In that light, and perhaps intentionally -- that is, in the one (Bavarian-born) mind that counts -- Benedict's man on Massachusetts just so happens to be the Stateside church's lead communicator these days. That comes thanks to an effectiveness not born of specialized training, ecclesial status, self-promotion or lengthy experience -- sooner or later, these all fail -- but simply because, on every beat under the sun, whenever The Message can be seen as truly defining its messenger (to a degree even Deepak Chopra finds himself drawn to), a light goes up... and don't be fooled: now more than ever, everyone -- "the media" included -- is looking for the light in our midst.

The means of letting it shine might be different for each one of us, but the task -- the vocation -- is always the same: to be a "living gospel." As they say in TV, "if it ain't live, it didn't happen"... and whenever it is live and the lights are on, the rest effortlessly falls into place. Always. 

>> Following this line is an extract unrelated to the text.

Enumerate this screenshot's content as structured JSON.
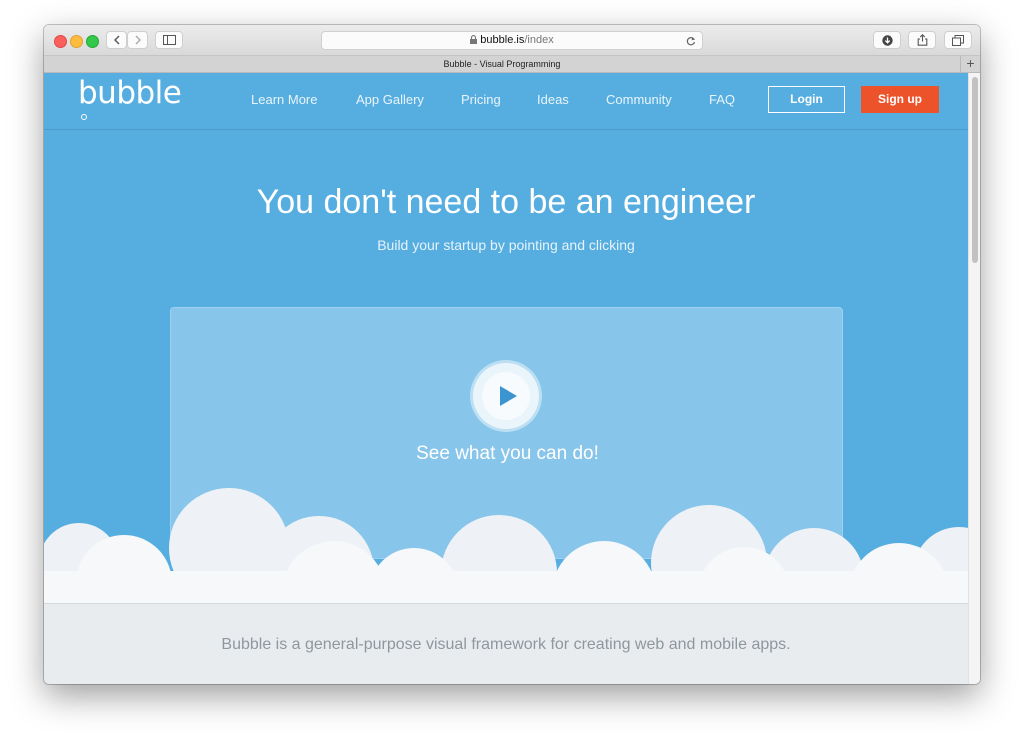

As for the trip's "script," the product is already effectively "in the can"... and not just for Benedict, whose English might be in for a quick buff around the edges before he heads on his first visit as Pope to an Anglophone environment. Among others, a top native hierarch scheduled to toast the pontiff over a private meal had to submit his intended text for approval.

The Spirit might make us free and give us life... but this Pentecost'll be going light on the tongues. 

PHOTO: Interfaith Forum of Metropolitan Washington